Ben had to leave early on New Year's Day. After gorging at the Hyatt breakfast buffet, Cam, Tom and I hopped a minibus ("maxi taxi") to Chaguaramas just outside the city, and had a short hike.  Seen:

on the bus

FYI, we obeyed all the signs.

Up at 3:30 am for our four flights back to Baku.  Minor miracles:  made every connection AND SO DID OUR BAGS.  Duration: around 30 hours,1 8 of which were in flight.

Tobago Christmas, Part Deux

Besides diving, there was a bit of hiking. First to Argyll Falls, 54 m/177 feet high. The guys made the climb and had a dip in the upper pool.

 Then, at the bottom, they jumped from a very scary looking perch into a pool, while K fretted.

Another hike found us in a massive nature preserve--the oldest protected rainforest in the western hemisphere, dating from plantation days in 1776! The Tobago Forest Reserve covers 14,000 acres in the middle of the island.

On to Castara, idyllic beach on the west coast, where we had Christmas.

Christmas is coming…

what did Santa bring?

something for everyone
Christmas day

to Part three:  Trinidad

Tuesday, January 8, 2013

Tobago Christmas, Part the First

Another fab Christmas trip with the boys. How incredibly fortunate we are to be able to make the trips--to afford them (some years, only with very careful planning) and to be together. Yes.

We had three quick days in DC before heading to the Caribbean. Our first trip back there in years and years, it gave us the chance to reconnect with some great old friends. We touched down in Baltimore at 5 pm (sitting in the airport waiting for Ben: people are smiling, and fat, sloppily dressed, comfortable--welcome to America!). By 8 we were in reunion with people we had not seen in 20 years--a dream!

And Elisabeth, K's dear friend from Beirut days

An especially amazing aspect of seeing old friends again after so long was having them meet and connect with Ben as well.

We left DC at 6 am and reached Tobago at 7 pm, having met up with Cam in the Port of Spain airport. Ben was due to join several days later.

We jumped into a rented car and Tom masterfully drove the winding (SUPER winding--hairpin city) coast road, on the left (Brit. style), the entire length of the island, to Charlotteville on the northern coast--about 1 1/2 hours. Cam and Tom were scheduled to begin their PADI (diving certification) course the next morning.

Trinidad and Tobago are the southernmost islands of the Caribbean, and lie not far off the coast of Venezuela. (When we realized how close we were, only 38 miles, we looked into taking a ferry over but found it goes only once a week).  The two islands are populated by descendants of the many groups who were brought to the islands as labor on the plantations,  notably India and Africa but also Syria, Portugal, China. There is a different vibe than in some other Caribbean countries, and only little catering to tourists--no big resorts. Why, you might ask? Oil.

Tobago is much smaller (41 X 14 km; with 54,000 of the country's 1.2 million people) and more laid back than Trinidad.

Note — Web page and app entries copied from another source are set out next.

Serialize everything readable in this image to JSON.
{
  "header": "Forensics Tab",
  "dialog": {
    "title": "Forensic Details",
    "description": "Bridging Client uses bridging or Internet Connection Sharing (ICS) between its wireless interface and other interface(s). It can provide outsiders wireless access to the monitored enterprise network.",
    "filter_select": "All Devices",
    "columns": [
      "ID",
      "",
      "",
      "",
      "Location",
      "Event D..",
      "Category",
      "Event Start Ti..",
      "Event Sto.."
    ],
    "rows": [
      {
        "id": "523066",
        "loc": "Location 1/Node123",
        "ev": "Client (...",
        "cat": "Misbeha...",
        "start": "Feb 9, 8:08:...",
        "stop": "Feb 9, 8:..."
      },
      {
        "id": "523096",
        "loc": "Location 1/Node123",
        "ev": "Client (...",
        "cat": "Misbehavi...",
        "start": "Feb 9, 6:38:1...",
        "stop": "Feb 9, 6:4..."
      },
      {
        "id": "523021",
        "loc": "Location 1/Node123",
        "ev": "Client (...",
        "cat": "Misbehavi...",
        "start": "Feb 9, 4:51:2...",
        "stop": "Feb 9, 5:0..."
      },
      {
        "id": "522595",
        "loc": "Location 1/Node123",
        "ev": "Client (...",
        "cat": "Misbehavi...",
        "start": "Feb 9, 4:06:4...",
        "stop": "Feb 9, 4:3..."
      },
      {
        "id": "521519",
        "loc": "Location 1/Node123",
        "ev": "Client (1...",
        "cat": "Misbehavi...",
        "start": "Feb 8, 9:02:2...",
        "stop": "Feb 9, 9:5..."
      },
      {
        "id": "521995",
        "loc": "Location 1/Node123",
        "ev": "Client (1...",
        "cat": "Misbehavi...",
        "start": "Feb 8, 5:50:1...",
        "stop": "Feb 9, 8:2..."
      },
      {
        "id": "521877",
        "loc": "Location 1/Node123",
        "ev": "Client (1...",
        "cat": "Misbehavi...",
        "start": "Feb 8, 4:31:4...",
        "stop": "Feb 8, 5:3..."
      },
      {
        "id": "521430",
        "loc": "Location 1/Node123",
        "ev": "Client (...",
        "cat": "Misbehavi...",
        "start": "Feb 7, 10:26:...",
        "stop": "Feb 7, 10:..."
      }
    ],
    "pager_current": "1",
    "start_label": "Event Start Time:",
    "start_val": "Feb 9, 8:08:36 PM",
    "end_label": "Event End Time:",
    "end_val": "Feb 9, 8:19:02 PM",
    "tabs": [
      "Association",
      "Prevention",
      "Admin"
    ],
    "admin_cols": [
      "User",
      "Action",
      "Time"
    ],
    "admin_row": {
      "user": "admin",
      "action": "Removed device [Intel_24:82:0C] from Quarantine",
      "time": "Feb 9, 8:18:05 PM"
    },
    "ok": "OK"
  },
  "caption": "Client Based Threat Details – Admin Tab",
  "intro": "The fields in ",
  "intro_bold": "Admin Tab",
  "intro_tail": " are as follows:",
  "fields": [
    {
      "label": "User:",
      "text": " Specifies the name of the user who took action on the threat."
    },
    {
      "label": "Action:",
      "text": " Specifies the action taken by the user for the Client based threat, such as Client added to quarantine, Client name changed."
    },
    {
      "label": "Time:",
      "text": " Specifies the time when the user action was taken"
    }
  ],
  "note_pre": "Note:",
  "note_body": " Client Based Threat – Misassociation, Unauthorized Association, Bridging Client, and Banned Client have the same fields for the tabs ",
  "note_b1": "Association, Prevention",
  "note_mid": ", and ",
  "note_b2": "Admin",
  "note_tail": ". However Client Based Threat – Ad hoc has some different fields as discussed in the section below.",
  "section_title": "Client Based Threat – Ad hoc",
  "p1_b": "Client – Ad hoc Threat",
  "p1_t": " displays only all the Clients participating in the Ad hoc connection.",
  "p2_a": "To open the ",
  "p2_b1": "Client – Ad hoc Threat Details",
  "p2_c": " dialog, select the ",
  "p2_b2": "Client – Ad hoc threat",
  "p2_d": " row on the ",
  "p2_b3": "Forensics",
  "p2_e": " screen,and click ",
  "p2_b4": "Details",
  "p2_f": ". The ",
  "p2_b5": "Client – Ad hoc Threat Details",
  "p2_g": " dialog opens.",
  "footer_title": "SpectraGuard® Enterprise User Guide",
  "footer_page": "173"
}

Fishing is big. And mostly people are black on Tobago, whereas black and Indian are about equal on Trinidad with many mixed race.

Diving prep---

Cam and Tom had completed the online portion of the PADI course, and Tom was game to try the practical but his ears were bothering him.  He had to bail at the end of the first of three days, having completed all the elements save the open water dives.

Ben and Cam coming in from a dive

Tom and parrot have a conversation
How big was the shark you were RIGHT NEXT TO, Cam?

downtown Charlotteville
Caribs, after a hard day of diving

TO   PART   2